[Data about app and page elements]
-=-=-=-=-

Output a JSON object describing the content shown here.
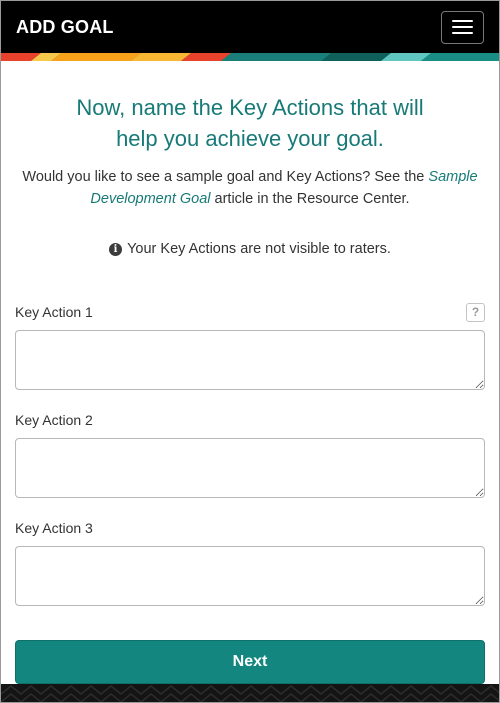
{
  "header": {
    "title": "ADD GOAL",
    "menu_icon": "hamburger-menu-icon"
  },
  "colors": {
    "header_bg": "#000000",
    "accent": "#177a77",
    "button_bg": "#13877f",
    "stripe": [
      "#e8412c",
      "#f6a31b",
      "#1a7f79",
      "#5fc7c0"
    ]
  },
  "main": {
    "heading": "Now, name the Key Actions that will help you achieve your goal.",
    "intro_before": "Would you like to see a sample goal and Key Actions? See the ",
    "intro_link": "Sample Development Goal",
    "intro_after": " article in the Resource Center.",
    "notice": "Your Key Actions are not visible to raters.",
    "notice_icon": "info-icon"
  },
  "form": {
    "fields": [
      {
        "label": "Key Action 1",
        "value": "",
        "help": "?"
      },
      {
        "label": "Key Action 2",
        "value": ""
      },
      {
        "label": "Key Action 3",
        "value": ""
      }
    ],
    "submit_label": "Next"
  }
}
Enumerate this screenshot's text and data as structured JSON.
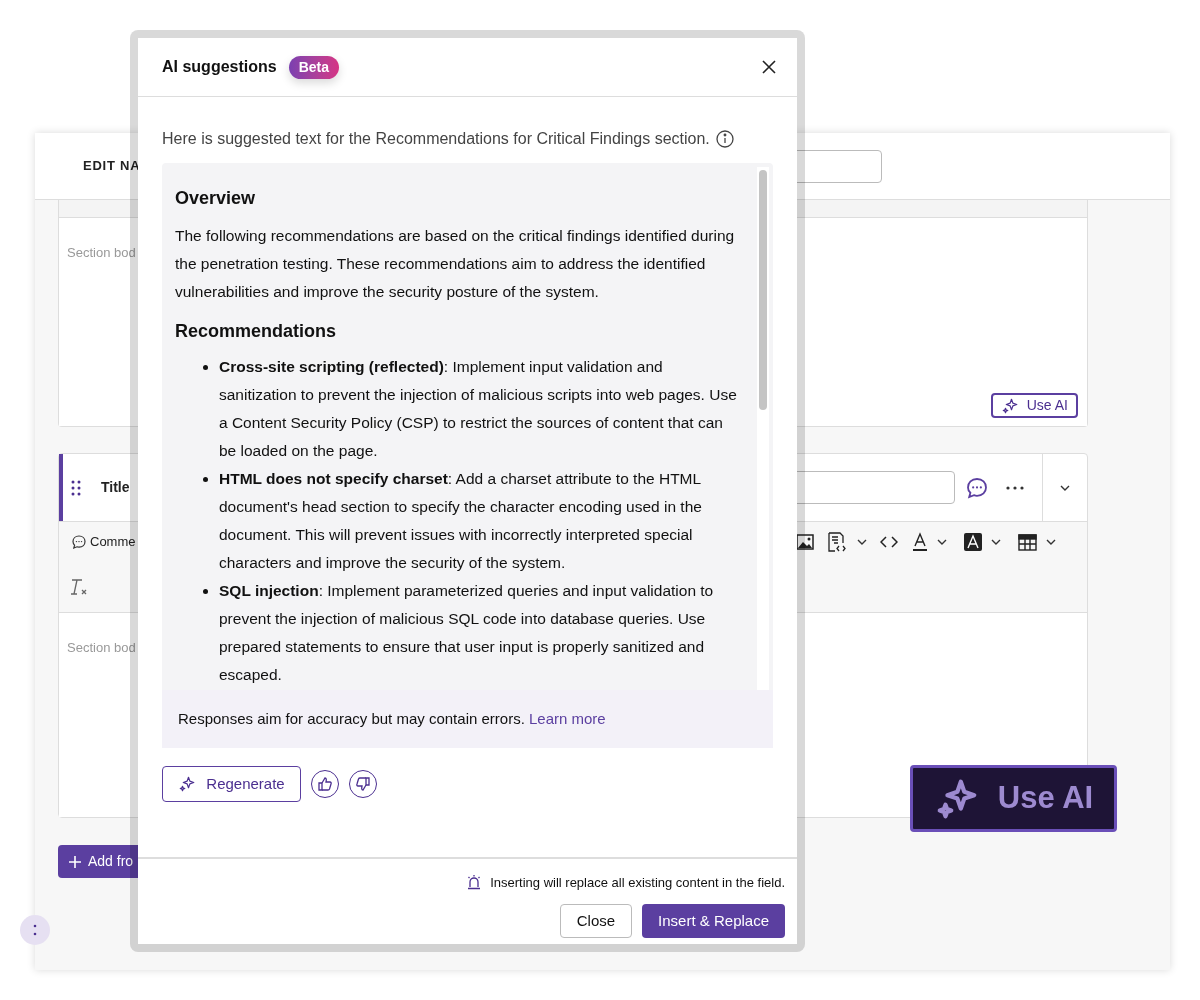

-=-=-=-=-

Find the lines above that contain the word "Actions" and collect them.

(Written response)
    "heading": "Now, name the Key Actions that will help you achieve your goal.",
    "intro_before": "Would you like to see a sample goal and Key Actions? See the ",
    "notice": "Your Key Actions are not visible to raters.",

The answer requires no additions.